The Van Behind The Cans
What’s the most significant change in craft beer over the last few years? It’s not a beer style, and it’s not a brewery buy-out. It’s canning. This format has given even the smallest breweries a better to way to get their beer in the hands of the people. Whether it’s direct to the consumer by way of a can release or through normal distribution, cans are everywhere. Limited runs, 16oz four packs and colorful graphics, are the new normal.
Canning lines, as well as can minimums, are pricey. If you are only going to can a few beers a month, training staff to operate and provide equipment up-keep can be daunting. Enter the mobile canner. Why not? Wineries have utilized mobile bottling trucks for years. The experienced staff running the bottling truck provides a valuable service and greater knowledge to get the job done right.
I reached out to one of the premier mobile canning operations, The Can Van to find out why mobile canning might be the best answer.
The Can Van was founded in 2011 and began operations in January of 2012. They operate seven vans all equipped with Wild Goose canning lines. Based in the Sacramento area, they cover about a 175-mile radius from their home base.
I meet up with the Can Van crew at the California Craft Beer Summit, and CEO Jenn Coyle provided me with some great insights into the canning process.
RF – How has the quality control in the canning equipment advanced since you’ve begun?
Jenn Coyle – There are a lot more companies trying to sell quality control equipment than when we began.
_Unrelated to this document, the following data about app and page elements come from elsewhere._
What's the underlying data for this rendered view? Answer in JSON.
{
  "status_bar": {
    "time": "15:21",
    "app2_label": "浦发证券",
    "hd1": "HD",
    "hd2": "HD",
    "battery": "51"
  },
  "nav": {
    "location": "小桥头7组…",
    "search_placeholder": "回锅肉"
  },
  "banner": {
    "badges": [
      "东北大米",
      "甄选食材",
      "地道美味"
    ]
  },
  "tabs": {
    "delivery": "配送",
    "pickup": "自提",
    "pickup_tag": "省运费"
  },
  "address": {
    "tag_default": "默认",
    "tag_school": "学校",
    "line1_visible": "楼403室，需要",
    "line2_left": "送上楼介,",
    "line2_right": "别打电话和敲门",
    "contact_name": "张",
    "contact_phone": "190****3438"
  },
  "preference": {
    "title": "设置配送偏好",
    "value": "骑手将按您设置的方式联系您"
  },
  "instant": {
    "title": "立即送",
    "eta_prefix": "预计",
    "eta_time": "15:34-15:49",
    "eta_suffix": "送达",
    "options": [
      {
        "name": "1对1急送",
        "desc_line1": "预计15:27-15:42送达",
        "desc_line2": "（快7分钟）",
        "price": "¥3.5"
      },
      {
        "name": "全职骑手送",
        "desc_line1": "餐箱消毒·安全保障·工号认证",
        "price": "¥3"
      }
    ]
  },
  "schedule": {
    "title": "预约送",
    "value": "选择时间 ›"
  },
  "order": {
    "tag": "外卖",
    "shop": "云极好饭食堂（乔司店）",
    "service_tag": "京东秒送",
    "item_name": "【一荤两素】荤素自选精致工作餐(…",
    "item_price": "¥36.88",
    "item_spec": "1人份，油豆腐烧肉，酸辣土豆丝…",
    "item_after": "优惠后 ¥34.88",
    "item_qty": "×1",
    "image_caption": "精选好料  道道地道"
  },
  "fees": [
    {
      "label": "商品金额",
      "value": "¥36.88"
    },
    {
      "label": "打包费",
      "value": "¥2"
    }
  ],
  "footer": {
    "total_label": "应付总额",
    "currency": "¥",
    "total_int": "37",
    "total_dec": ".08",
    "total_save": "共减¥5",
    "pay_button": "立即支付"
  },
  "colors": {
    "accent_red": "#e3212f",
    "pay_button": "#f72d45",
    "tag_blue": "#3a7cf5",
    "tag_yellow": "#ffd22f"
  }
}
Nothing compares to the experience of the operator. Knowing what to look for in a can-seam inspection, and how to achieve low oxygen pickup, in filling. These are all skills that develop over time. Running canning lines for so many years now, we pride ourselves on the quality of our finished product. When we first started, very few breweries were asking about DO (Dissolved Oxygen), but now its something we discuss with most of our customers. If breweries aren’t able to measure DO in their system, we can bring the tools to get them the data points on the starting DO in the tank, as well as what it is in the finished can.
RF – Has the style/methods of the canning machine changed?
Jenn Coyle – The canning lines we run have changed some in the past few years, but the basic technology is still the same. Like I said, quality is more about the operator, and none of the canning lines on the market will give you great quality if the operator doesn’t know what they are doing.
RF – Other than start-up costs, what other advantages does a mobile canner bring to the brewery?
Jenn Coyle – Since canning is all we do, we can be specialists in the process to ensure the best possible finished product. If a brewer is trying to run a brewery and package beer a few times a month on the side, they aren’t going to get as good at the process. Another big advantage is space. Many of our customers would never be able to fit a permanent line in their current breweries. It’s not unusual for us to set up in a taproom for a few hundred cases and then clear out before they open for business in the afternoon. Having a mobile solution enables so many of the smaller breweries to can the beer that otherwise would only make it out into the world in kegs, limiting their reach and potential market.
RF – Once a brewery is ready to make the jump into owning a canning line, have you been asked to provide training or consulting?
Jenn Coyle – I provide frequent consulting and training to former customers. I also do maintenance calls to fix canning lines, calibrate seamers, replace parts, etc. I even do training and maintenance for crowler machines that many breweries have at their bar. Those are sold as plug and play but can go out of spec. Most beer-tenders don’t have the knowledge to ensure they are selling their customers a good-to-go package. I’ve done that for breweries who aren’t even our customers because nobody likes to see leaking beer!
RF – Do you see the mobile canning operation as being as long lasting and stable as mobile bottlers have been for wine?
Jenn Coyle – While there is likely going to be a continued slowing in the growth of craft breweries, I think there will always be a market for mobile canning. Many of our customers either don’t have space or the desire for their own canning lines. Meanwhile, the market for mobile wine canning is just breaking open! We have been offering wine (and spirit) canning for a few years now, and there are more and more wineries looking at cans as a way to access outdoor enthusiasts, millennials, and to take back some of the share of the craft beverage market.
Why Can? As a consumer, beer lover and a sucker for catchy marketing, the can might be the reason I buy a beer. It’s also fairly obvious when you see so many breweries doing can releases on a regular basis. The lines to pick up the latest hazy 4 pack for $16, $20 or more, has become the norm. IPAs are best consumed fresh, so what better way to get your beer to the consumer as fast as possible than selling it to them, directly in a format they have come to love.